It may not be obvious from the title of this blog but today I’m writing about life after redundancy. Whilst I have not been made redundant myself, I am conscious that there are a lot of people in the industry who have.
Recent statistics in Building Magazine stated that 25,000 jobs had been lost in the final quarter of last year and since September 2007 there has been a 15% drop in the workforce which equates to 380,000 jobs lost.
Hopefully the green shoots are starting to come through but there are still companies going into receivership and there are people out there in the industry who are likely feeling scared and uncertain of their future. Out of all of my blog posts and the information I have put on here so far, I genuinely hope this is referred to the least but based on my ethos of one piece of information helping one person, here goes………

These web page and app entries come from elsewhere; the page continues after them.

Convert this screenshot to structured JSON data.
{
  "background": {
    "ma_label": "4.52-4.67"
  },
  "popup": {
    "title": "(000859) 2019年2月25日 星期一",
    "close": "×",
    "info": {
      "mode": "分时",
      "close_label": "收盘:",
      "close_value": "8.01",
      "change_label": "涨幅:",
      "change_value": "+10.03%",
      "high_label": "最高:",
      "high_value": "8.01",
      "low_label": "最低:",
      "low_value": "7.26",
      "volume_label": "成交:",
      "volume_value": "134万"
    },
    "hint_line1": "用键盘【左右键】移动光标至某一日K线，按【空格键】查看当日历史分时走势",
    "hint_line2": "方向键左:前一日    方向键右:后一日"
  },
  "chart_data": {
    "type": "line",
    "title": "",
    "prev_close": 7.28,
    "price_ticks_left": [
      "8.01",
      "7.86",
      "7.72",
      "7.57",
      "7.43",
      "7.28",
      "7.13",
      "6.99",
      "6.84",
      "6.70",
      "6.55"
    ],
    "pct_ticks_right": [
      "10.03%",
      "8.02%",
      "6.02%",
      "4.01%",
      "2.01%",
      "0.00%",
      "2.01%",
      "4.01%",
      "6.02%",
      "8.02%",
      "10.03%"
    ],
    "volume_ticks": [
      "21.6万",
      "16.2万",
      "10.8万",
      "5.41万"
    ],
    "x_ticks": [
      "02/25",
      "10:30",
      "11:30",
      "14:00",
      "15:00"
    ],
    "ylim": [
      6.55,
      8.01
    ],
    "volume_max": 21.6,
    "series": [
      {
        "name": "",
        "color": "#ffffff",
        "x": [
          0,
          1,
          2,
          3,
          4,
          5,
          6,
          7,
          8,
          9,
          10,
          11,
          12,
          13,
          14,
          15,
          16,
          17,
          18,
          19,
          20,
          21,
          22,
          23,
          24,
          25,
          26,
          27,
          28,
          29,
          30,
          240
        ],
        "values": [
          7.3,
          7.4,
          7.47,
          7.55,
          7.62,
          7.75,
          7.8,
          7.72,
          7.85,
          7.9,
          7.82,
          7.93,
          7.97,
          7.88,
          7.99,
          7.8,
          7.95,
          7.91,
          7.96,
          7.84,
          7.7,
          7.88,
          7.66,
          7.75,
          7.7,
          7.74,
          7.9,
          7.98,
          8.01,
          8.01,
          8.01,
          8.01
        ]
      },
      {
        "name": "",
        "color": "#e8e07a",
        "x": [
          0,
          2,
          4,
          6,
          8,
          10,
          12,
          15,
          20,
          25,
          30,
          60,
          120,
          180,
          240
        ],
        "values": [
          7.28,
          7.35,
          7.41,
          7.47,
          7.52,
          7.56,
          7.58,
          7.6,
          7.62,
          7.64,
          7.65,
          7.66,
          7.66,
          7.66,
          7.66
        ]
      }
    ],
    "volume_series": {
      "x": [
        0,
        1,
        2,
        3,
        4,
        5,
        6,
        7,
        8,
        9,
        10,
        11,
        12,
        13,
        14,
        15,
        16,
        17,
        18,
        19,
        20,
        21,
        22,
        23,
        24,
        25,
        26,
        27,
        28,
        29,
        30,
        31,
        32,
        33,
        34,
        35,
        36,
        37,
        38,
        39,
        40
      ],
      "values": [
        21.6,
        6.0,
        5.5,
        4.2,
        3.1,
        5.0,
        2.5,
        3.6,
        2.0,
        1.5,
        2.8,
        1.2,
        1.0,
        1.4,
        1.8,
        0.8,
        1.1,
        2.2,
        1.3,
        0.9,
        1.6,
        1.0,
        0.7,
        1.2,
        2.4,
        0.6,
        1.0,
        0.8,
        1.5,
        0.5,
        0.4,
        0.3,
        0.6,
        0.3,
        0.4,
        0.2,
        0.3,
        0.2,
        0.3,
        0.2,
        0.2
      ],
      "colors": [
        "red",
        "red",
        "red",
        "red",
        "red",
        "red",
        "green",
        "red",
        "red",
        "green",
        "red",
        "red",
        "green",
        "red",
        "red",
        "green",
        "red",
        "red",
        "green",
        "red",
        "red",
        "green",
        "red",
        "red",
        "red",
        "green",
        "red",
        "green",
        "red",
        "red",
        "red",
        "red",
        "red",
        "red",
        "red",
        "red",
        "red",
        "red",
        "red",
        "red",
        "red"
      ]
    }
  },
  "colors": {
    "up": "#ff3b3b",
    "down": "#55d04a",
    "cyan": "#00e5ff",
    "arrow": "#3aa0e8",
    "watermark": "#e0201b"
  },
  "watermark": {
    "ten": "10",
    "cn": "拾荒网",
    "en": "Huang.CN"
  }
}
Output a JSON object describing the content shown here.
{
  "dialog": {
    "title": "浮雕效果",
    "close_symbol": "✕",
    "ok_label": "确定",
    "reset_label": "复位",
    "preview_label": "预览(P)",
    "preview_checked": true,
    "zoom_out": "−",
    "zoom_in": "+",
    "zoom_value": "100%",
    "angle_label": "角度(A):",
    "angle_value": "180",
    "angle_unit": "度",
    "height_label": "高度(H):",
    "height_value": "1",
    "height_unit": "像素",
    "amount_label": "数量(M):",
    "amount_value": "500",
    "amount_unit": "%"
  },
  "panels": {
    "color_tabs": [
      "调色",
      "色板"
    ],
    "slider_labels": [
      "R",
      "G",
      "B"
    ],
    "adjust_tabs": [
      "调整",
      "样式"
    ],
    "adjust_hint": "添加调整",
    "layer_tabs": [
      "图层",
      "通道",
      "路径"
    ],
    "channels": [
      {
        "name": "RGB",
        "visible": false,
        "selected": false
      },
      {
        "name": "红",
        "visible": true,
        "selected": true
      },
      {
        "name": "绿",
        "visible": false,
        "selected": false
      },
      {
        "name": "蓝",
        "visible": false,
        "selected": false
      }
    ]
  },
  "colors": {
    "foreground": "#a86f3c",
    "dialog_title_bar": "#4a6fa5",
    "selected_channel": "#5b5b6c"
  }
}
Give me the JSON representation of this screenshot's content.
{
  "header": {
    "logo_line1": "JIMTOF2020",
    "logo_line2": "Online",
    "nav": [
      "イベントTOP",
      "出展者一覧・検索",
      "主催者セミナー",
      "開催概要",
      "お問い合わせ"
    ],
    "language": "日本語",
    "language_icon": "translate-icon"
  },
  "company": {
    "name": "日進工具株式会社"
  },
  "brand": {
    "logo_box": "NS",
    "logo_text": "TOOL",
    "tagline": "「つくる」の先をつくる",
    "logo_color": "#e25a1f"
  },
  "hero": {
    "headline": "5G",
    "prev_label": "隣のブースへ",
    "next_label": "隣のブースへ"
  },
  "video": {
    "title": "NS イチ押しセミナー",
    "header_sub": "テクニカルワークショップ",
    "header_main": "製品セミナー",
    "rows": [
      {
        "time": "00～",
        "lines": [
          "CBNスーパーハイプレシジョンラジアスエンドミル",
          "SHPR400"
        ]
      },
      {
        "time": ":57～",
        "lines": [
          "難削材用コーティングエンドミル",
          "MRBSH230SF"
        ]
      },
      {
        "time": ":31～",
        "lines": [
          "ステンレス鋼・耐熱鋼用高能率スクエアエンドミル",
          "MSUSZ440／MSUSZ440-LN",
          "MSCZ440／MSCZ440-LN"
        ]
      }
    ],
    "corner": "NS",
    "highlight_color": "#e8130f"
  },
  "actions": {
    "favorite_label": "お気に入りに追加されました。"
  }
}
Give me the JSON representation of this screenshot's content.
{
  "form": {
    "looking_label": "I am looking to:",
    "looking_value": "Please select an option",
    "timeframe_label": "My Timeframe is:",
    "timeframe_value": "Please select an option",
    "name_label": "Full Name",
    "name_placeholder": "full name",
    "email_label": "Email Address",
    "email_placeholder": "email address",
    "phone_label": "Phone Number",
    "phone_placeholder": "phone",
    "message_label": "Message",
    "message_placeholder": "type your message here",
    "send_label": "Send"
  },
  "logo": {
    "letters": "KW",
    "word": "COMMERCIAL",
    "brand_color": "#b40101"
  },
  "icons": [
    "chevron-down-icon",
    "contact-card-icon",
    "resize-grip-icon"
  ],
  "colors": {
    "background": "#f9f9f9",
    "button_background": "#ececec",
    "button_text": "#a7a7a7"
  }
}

Having searched the tinterweb for a few hours now in my quest to find out information there is a lot of stuff out there. First of all the Construction Industry Council have a booklet entitled 42_CIC_SurvivingRedundancyToolkit_2011final.pdf. Whilst there is a lot of practical advice in there about the legal and financial aspects with links to websites to find further information, what about the emotional and psychological side of things?
Reassuringly some of the professional bodies such as CIOB, RICS, RIBA etc have benevolent funds offering counselling and practical help and advice for people who are facing redundancy. In a recent article in the March edition of the East Midlands RICS Surveyor magazine, an RICS member who had experienced redundancy talked about the support he had received from his local RICS network. If you are not a member of a professional body, it is still important to ask for help where available through your own networks and contacts, someone may be able to offer support, advice or may know of an opportunity elsewhere.
There is also lots of useful information in this CIOB document about coping with the stress of it and building up resilience.
Many of those who have experienced it have said that it is like akin to a bereavement, especially if your whole identity is linked to your job. How many times do we meet people for the first time and ask them what they do as if it is the key to who that person is?
One of the best articles I read on this topic was in the Guardian. http://www.guardian.co.uk/money/2009/jan/12/redundancy-advice
Cary Cooper who is the professor of organisational psychology at Lancaster University was quoted as saying that it is psychologically better to lose your job now rather than in more affluent times simply because there are so many people involved, you can still feel rejection but can rationalise it be saying that it’s just the time in which we live in and you’re not alone.
Cooper also talks about the most important coping strategy which is to sit down and reflect on what your skills are before you start looking for a new job or trying to get training. This links into my blog post on resilience and an exercise I talked about called the Achievement List where you list everything you have achieved in your life so far. This could be useful if you are thinking about changing your career, something may be unearthed from years ago that may help you in a possible directional change.
Another really powerful exercise I have used with coachees is the timeline exercise which I have likened to the Hollywood walk of fame. If you transport your self back to key points in your career where you were happy in your job, really engaged with what you were doing, felt motivated and in your flow and were achieving great results, what were the characteristics of you at that stage? what skills were you using? how did you feel about yourself? At each stage I make a note of what the coachee is saying about that particular point in time and reflect back to them afterwards. Once you’ve collected up all of your ‘Hollywood Stars’ you can think about looking ahead to the future and how the skills and experiences that you have can be used moving forwards.
One option may be to set up your own business which is a blog topic in itself!
I appreciate that this a massive and sensitive subject to write about so I will leave it there but if people do want to share their experiences and what has worked for them, please feel free to leave me a comment and I hope those of you who are going through this are finding light at the end of the tunnel.